### Data
········

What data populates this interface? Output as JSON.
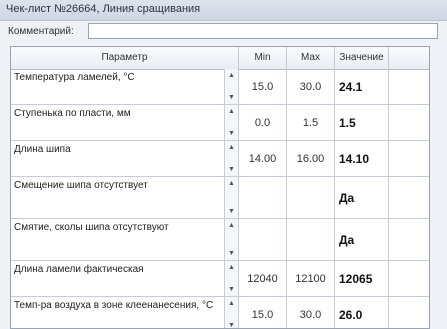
{
  "window": {
    "title": "Чек-лист №26664, Линия сращивания"
  },
  "comment": {
    "label": "Комментарий:",
    "value": ""
  },
  "table": {
    "headers": {
      "param": "Параметр",
      "min": "Min",
      "max": "Max",
      "value": "Значение"
    },
    "rows": [
      {
        "param": "Температура ламелей, °С",
        "min": "15.0",
        "max": "30.0",
        "value": "24.1"
      },
      {
        "param": "Ступенька по пласти, мм",
        "min": "0.0",
        "max": "1.5",
        "value": "1.5"
      },
      {
        "param": "Длина шипа",
        "min": "14.00",
        "max": "16.00",
        "value": "14.10"
      },
      {
        "param": "Смещение шипа отсутствует",
        "min": "",
        "max": "",
        "value": "Да"
      },
      {
        "param": "Смятие, сколы шипа отсутствуют",
        "min": "",
        "max": "",
        "value": "Да"
      },
      {
        "param": "Длина ламели фактическая",
        "min": "12040",
        "max": "12100",
        "value": "12065"
      },
      {
        "param": "Темп-ра воздуха в зоне клеенанесения, °С",
        "min": "15.0",
        "max": "30.0",
        "value": "26.0"
      }
    ]
  },
  "icons": {
    "spin_up": "▲",
    "spin_down": "▼"
  }
}
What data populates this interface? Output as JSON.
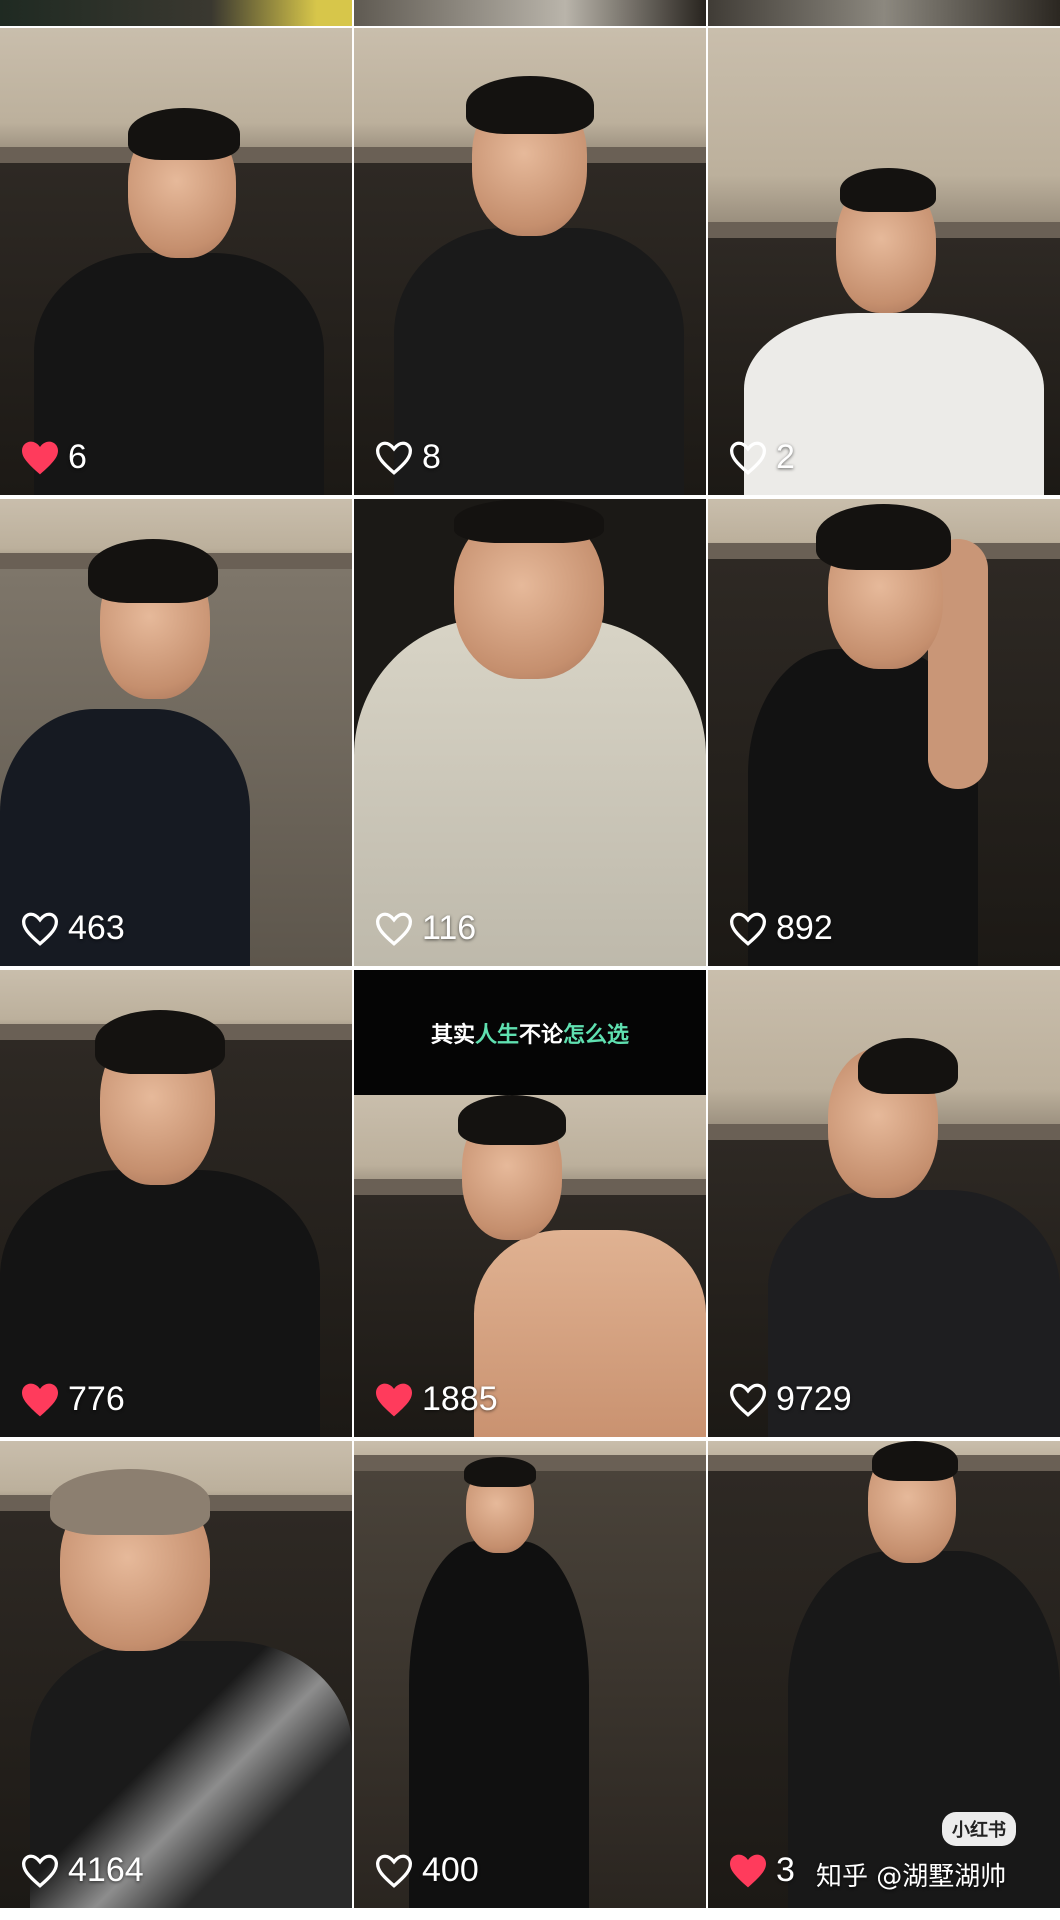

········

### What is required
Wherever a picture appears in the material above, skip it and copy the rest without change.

### Result of the exercise
What data populates this interface? Output as JSON.
{
  "window": {
    "title": "Чек-лист №26664, Линия сращивания"
  },
  "comment": {
    "label": "Комментарий:",
    "value": ""
  },
  "table": {
    "headers": {
      "param": "Параметр",
      "min": "Min",
      "max": "Max",
      "value": "Значение"
    },
    "rows": [
      {
        "param": "Температура ламелей, °С",
        "min": "15.0",
        "max": "30.0",
        "value": "24.1"
      },
      {
        "param": "Ступенька по пласти, мм",
        "min": "0.0",
        "max": "1.5",
        "value": "1.5"
      },
      {
        "param": "Длина шипа",
        "min": "14.00",
        "max": "16.00",
        "value": "14.10"
      },
      {
        "param": "Смещение шипа отсутствует",
        "min": "",
        "max": "",
        "value": "Да"
      },
      {
        "param": "Смятие, сколы шипа отсутствуют",
        "min": "",
        "max": "",
        "value": "Да"
      },
      {
        "param": "Длина ламели фактическая",
        "min": "12040",
        "max": "12100",
        "value": "12065"
      },
      {
        "param": "Темп-ра воздуха в зоне клеенанесения, °С",
        "min": "15.0",
        "max": "30.0",
        "value": "26.0"
      }
    ]
  },
  "icons": {
    "spin_up": "▲",
    "spin_down": "▼"
  }
}
What data populates this interface? Output as JSON.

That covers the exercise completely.